DJ King Shameek: I was living in California at the time – I’m originally from New Jersey – but my uncle was at a legendary club in Newark, NJ called The Zanibar, so every time he used to come to California he would always bring a couple of records and give me some stuff, and I would see photographs of him deejaying. That’s when I really started trying to persue it a little more, get turntables and stuff like that. This is when they didn’t even have a mixer with a cross-fader yet. I was getting these microphone mixers that just had the faders up and down, so I would just sit there with a left and a right, putting one up and then putting the other one down! It was hilarious if you think about it now. I was always collecting records and I inherited records from my parents – they brought me up on a lotta Motown stuff and some Spanish stuff here and there. I was preparing myself in my adolescent years, toying around with my father’s record player, trying to scratch on them! [laughs] I would try to do that when he wasn’t watching. I ended up leaving California in ’87. Before that I was just doing a few gigs by being featured here and there, it wasn’t until I came here that I started producing and deejaying professionally.
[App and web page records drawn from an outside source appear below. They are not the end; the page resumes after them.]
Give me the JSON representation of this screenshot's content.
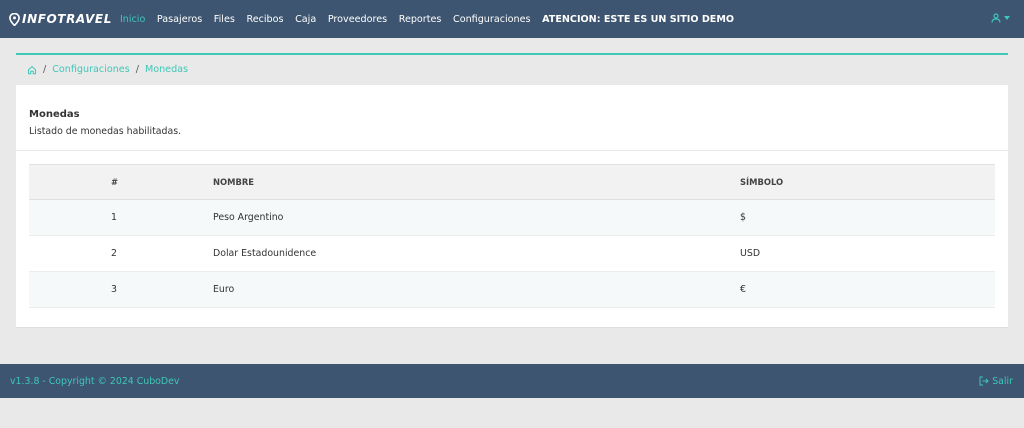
{
  "brand": {
    "name": "INFOTRAVEL"
  },
  "nav": {
    "items": [
      {
        "label": "Inicio"
      },
      {
        "label": "Pasajeros"
      },
      {
        "label": "Files"
      },
      {
        "label": "Recibos"
      },
      {
        "label": "Caja"
      },
      {
        "label": "Proveedores"
      },
      {
        "label": "Reportes"
      },
      {
        "label": "Configuraciones"
      }
    ],
    "warning": "ATENCION: ESTE ES UN SITIO DEMO"
  },
  "breadcrumb": {
    "sep": "/",
    "level1": "Configuraciones",
    "level2": "Monedas"
  },
  "card": {
    "title": "Monedas",
    "description": "Listado de monedas habilitadas."
  },
  "table": {
    "headers": [
      "#",
      "NOMBRE",
      "SÍMBOLO"
    ],
    "rows": [
      [
        "1",
        "Peso Argentino",
        "$"
      ],
      [
        "2",
        "Dolar Estadounidence",
        "USD"
      ],
      [
        "3",
        "Euro",
        "€"
      ]
    ]
  },
  "footer": {
    "text": "v1.3.8 - Copyright © 2024 CuboDev",
    "logout": "Salir"
  },
  "colors": {
    "accent": "#3fc7b7",
    "topbar": "#3d5570",
    "background": "#e9e9e9"
  }
}
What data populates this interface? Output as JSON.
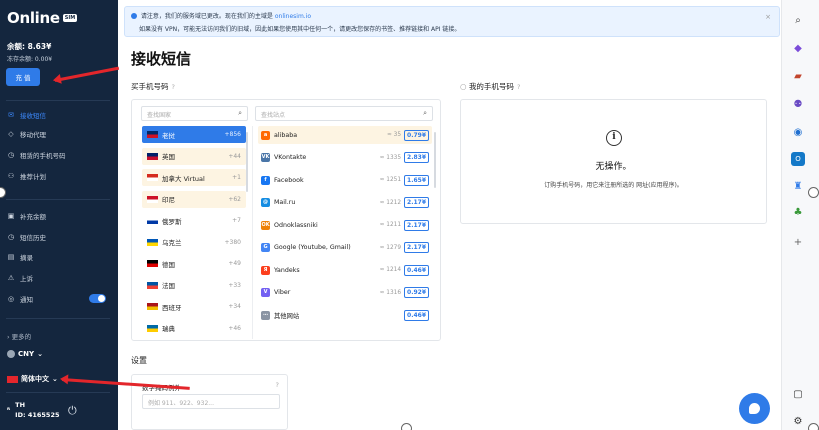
{
  "sidebar": {
    "logo_word": "Online",
    "logo_badge": "SIM",
    "balance": "余额: 8.63¥",
    "frozen_balance": "冻存余额: 0.00¥",
    "topup_label": "充 值",
    "nav": [
      {
        "label": "接收短信",
        "icon": "✉",
        "active": true
      },
      {
        "label": "移动代理",
        "icon": "◇"
      },
      {
        "label": "租赁的手机号码",
        "icon": "◷"
      },
      {
        "label": "推荐计划",
        "icon": "⚇"
      }
    ],
    "nav2": [
      {
        "label": "补充余额",
        "icon": "▣"
      },
      {
        "label": "短信历史",
        "icon": "◷"
      },
      {
        "label": "摘录",
        "icon": "▤"
      },
      {
        "label": "上诉",
        "icon": "⚠"
      },
      {
        "label": "通知",
        "icon": "◎"
      }
    ],
    "more_label": "更多的",
    "currency": "CNY",
    "language": "简体中文",
    "user_initial": "TH",
    "user_id": "ID: 4165525"
  },
  "notice": {
    "line1_prefix": "请注意，我们的服务域已更改。现在我们的主域是",
    "domain": "onlinesim.io",
    "line2": "如果没有 VPN，可能无法访问我们的旧域，因此如果您使用其中任何一个，请更改您保存的书签、推荐链接和 API 链接。",
    "close": "×"
  },
  "page_title": "接收短信",
  "buy_section": "买手机号码",
  "mine_section": "我的手机号码",
  "help_mark": "?",
  "country_search_placeholder": "查找国家",
  "service_search_placeholder": "查找站点",
  "countries": [
    {
      "name": "老挝",
      "code": "+856",
      "colors": [
        "#002868",
        "#ce1126"
      ],
      "state": "active"
    },
    {
      "name": "英国",
      "code": "+44",
      "colors": [
        "#012169",
        "#c8102e"
      ],
      "state": "soft"
    },
    {
      "name": "加拿大 Virtual",
      "code": "+1",
      "colors": [
        "#d52b1e",
        "#ffffff"
      ],
      "state": "soft"
    },
    {
      "name": "印尼",
      "code": "+62",
      "colors": [
        "#ce1126",
        "#ffffff"
      ],
      "state": "soft"
    },
    {
      "name": "俄罗斯",
      "code": "+7",
      "colors": [
        "#ffffff",
        "#0039a6"
      ],
      "state": ""
    },
    {
      "name": "乌克兰",
      "code": "+380",
      "colors": [
        "#0057b7",
        "#ffd700"
      ],
      "state": ""
    },
    {
      "name": "德国",
      "code": "+49",
      "colors": [
        "#000000",
        "#dd0000"
      ],
      "state": ""
    },
    {
      "name": "法国",
      "code": "+33",
      "colors": [
        "#0055a4",
        "#ef4135"
      ],
      "state": ""
    },
    {
      "name": "西班牙",
      "code": "+34",
      "colors": [
        "#aa151b",
        "#f1bf00"
      ],
      "state": ""
    },
    {
      "name": "瑞典",
      "code": "+46",
      "colors": [
        "#006aa7",
        "#fecc00"
      ],
      "state": ""
    }
  ],
  "services": [
    {
      "name": "alibaba",
      "count": "≈ 35",
      "price": "0.79¥",
      "icon_color": "#ff6a00",
      "icon_char": "a",
      "soft": true
    },
    {
      "name": "VKontakte",
      "count": "≈ 1335",
      "price": "2.83¥",
      "icon_color": "#4a76a8",
      "icon_char": "VK"
    },
    {
      "name": "Facebook",
      "count": "≈ 1251",
      "price": "1.65¥",
      "icon_color": "#1877f2",
      "icon_char": "f"
    },
    {
      "name": "Mail.ru",
      "count": "≈ 1212",
      "price": "2.17¥",
      "icon_color": "#168de2",
      "icon_char": "@"
    },
    {
      "name": "Odnoklassniki",
      "count": "≈ 1211",
      "price": "2.17¥",
      "icon_color": "#ee8208",
      "icon_char": "OK"
    },
    {
      "name": "Google (Youtube, Gmail)",
      "count": "≈ 1279",
      "price": "2.17¥",
      "icon_color": "#4285f4",
      "icon_char": "G"
    },
    {
      "name": "Yandeks",
      "count": "≈ 1214",
      "price": "0.46¥",
      "icon_color": "#fc3f1d",
      "icon_char": "Я"
    },
    {
      "name": "Viber",
      "count": "≈ 1316",
      "price": "0.92¥",
      "icon_color": "#7360f2",
      "icon_char": "V"
    },
    {
      "name": "其他网站",
      "count": "",
      "price": "0.46¥",
      "icon_color": "#8a94a3",
      "icon_char": "⋯"
    }
  ],
  "mine_empty_title": "无操作。",
  "mine_empty_hint": "订购手机号码，用它来注册所选的 网址(应用程序)。",
  "settings": {
    "title": "设置",
    "field_label": "数字掩码例外",
    "field_placeholder": "例如 911、922、932..."
  },
  "accent_color": "#2f7be8",
  "annotation_color": "#e3262b"
}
Stream: Lord Finesse – The SP-1200 Project Samplers
For fans of 90’s era Lord Finesse beats (and let’s face it, who isn’t?) the Slice of Spice crew have compiled a vinyl package to “keep the crowd listening.”
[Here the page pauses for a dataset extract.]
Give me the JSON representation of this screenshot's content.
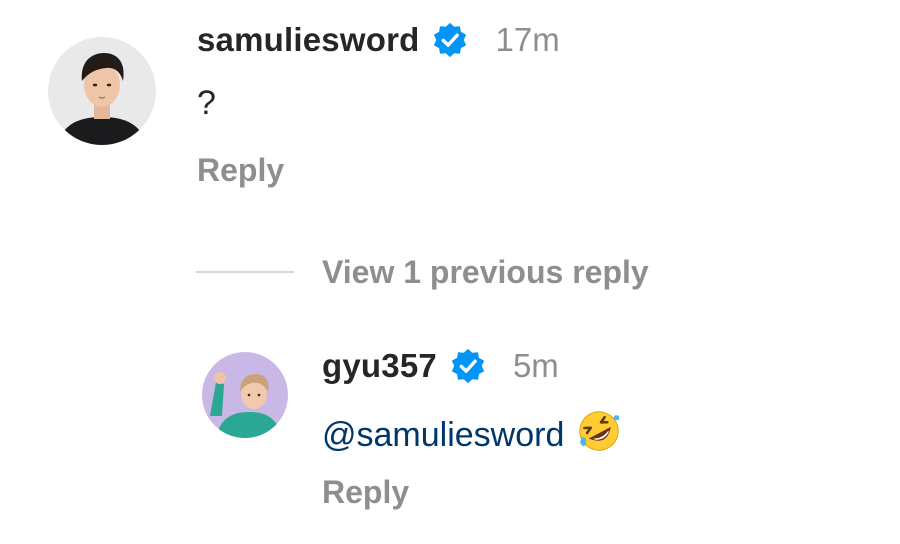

Finesse dug deep into his floppy disk and DAT tape archives to help bring us a monster 25 tracks of unreleased and previously unavailable SP1200 heat. After Finesse hooked-up the E-mu Systems SP1200 and Akai S950 to transfer and sequence these tracks, we had Eddie Sancho mix then, and Tony Dawsey master them.
You can pre-order here.
Below are the samplers from the various volumes, plus three full-length tracks as downloads:
Download: Fat Lace Show 009
Missed this when it dropped last month, but nevertheless this is an essential mix of obscure 80’s and 90’s rap courtesy of Drew Huge and Dan Large.
A Tribute To Father Shaheed of PRT
DJ Father Shaheed of Poor Righteous Teachers was killed in an accident while riding his motorbike on 26 May, 2014. After releasing “Time To Say Peace” on the independent North Side Records in 1989, Wise Intelligent, Culture Freedom and Father Shaheed (who was going by the handle of Devine on the original pressing), they were picked up by Profile Records, who re-issued the single with a remix and followed up with the Holy Intellect LP the following year. This contained what turned-out to be their breakout single – “Rock This Funky Joint.” Offering perhaps the rawest 5% rhetoric of the era over addictive rhythms, PRT made quite an impression and quickly gained a loyal fanbase. Their manager at the time, Kevon Glickman, who I interviewed in 2007, had this to say:
Memories of Big L
Just read this wonderfully comprehensive feature on Big L over at Complex, titled Casualty of the Game: The Big L Story, and was inspired to collate a few stories of my own from past interviews. T-Ray, Peter Oasis, Milano and AG all share some memories involving The Devil’s Son…
You Must Learn, Episode 1: Jeru The Damaja – The Sun Rises In The East
New series of specialized podcasts, produced and edited by Peter Oasis, written by Dharmic X, and executive produced by Evan Auerbach (UpNorthTrips), with narration from Soul Khan.
A Tribe Called Quest – Future Flavas Exclusive 
M.Will just threw this my way:
“So I was LEFT ALONE IN THE FUTURE FLAVAS CONTROL ROOM.. And I found this, among others. I HOPE MY DAD DOESN’T GET MAD lol.
Check out this exclusive HOT 97 Future Flavas edition with special Guests ATCQ promoting their last album “THE LOVE MOVEMENT” 1998!
Features QTip, Phife, Jarobi, Ali Shaheed, Marley Marl and Pete Rock blessing some cuts off the album as well as mixing some J DILLA! And an EXCLUSIVE freestyle by QTIP!”